In this post, I’ll be focusing largely on something most students seem to know very little about: the Argus’ finances. While any student can read the newspaper and decide whether they approve of the quality of its content, it has occurred to me that not many students are aware of how much money our college newspaper receives from the SBC or how it is used. Because SBC funding comes from the student activities fee that we all pay for through tuition, I felt that is was especially important to inform students about where our money is going. Although I know many of us feel rather detached from the Argus and don’t see ourselves as having anything to do with the publication, in many ways we are its benefactors. Your student newspaper is not free.
After spending some time thinking about how the Argus operates financially, I realized it would be really helpful to look at other schools’ newspapers as points of comparison. So I’ve included in this post comparisons of funding sources, who on staff gets paid, and how often their newspaper is published for eight other schools.

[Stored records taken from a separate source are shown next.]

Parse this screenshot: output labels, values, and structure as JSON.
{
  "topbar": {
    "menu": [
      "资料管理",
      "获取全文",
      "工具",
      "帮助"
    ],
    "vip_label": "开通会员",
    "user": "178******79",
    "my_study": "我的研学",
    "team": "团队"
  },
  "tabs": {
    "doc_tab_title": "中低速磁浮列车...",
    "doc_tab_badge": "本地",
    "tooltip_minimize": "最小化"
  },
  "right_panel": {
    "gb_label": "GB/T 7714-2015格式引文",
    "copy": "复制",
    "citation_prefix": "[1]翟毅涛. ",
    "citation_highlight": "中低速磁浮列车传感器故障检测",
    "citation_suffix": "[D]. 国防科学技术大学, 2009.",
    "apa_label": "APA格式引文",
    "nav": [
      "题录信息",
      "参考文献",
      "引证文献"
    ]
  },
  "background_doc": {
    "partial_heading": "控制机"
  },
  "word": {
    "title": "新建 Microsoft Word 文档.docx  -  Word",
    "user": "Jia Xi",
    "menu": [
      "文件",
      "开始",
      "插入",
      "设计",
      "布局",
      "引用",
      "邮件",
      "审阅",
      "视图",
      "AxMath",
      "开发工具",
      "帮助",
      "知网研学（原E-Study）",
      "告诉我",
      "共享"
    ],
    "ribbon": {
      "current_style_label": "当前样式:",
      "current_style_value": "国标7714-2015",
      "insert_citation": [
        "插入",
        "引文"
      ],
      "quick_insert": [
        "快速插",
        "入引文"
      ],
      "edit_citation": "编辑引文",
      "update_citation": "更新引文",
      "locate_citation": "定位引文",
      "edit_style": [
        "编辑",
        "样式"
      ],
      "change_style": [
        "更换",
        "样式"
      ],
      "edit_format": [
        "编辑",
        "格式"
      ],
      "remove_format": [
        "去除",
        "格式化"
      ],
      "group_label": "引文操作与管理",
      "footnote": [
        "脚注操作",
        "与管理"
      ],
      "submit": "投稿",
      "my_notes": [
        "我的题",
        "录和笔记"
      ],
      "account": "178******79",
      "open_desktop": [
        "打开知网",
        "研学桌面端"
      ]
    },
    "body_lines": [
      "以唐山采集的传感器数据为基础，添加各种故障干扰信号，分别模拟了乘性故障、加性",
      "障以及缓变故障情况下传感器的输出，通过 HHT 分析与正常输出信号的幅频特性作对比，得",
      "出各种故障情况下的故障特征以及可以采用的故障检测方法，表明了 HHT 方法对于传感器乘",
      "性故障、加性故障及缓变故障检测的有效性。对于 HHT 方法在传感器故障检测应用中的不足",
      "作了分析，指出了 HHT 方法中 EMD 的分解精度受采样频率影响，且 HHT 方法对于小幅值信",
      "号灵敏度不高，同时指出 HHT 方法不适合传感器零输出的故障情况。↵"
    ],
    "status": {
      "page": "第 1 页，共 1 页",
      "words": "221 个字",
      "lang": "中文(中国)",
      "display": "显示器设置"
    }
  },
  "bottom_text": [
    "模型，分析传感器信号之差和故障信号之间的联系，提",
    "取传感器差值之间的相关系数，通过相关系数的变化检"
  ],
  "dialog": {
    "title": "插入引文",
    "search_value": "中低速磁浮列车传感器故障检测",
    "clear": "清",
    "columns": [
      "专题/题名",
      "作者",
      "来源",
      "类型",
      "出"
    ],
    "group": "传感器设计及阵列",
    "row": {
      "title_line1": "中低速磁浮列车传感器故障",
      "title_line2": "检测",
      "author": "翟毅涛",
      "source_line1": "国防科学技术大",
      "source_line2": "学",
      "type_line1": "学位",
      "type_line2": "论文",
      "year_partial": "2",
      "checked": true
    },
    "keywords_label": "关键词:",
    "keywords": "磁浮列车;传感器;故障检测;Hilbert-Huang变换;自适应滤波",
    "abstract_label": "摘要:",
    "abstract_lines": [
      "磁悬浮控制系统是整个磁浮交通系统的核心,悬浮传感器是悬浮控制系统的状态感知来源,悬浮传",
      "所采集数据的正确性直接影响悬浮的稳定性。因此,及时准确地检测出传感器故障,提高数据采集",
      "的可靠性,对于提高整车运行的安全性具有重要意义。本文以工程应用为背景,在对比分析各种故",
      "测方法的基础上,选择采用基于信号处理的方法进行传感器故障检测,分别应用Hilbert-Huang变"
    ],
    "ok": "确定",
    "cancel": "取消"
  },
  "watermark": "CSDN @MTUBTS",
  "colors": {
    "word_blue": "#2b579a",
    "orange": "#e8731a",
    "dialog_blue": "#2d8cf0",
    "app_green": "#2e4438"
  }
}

After the jump you’ll find some statistics and interesting factoids about the Argus, other college newspapers, where your money goes, as well as some heavy opining!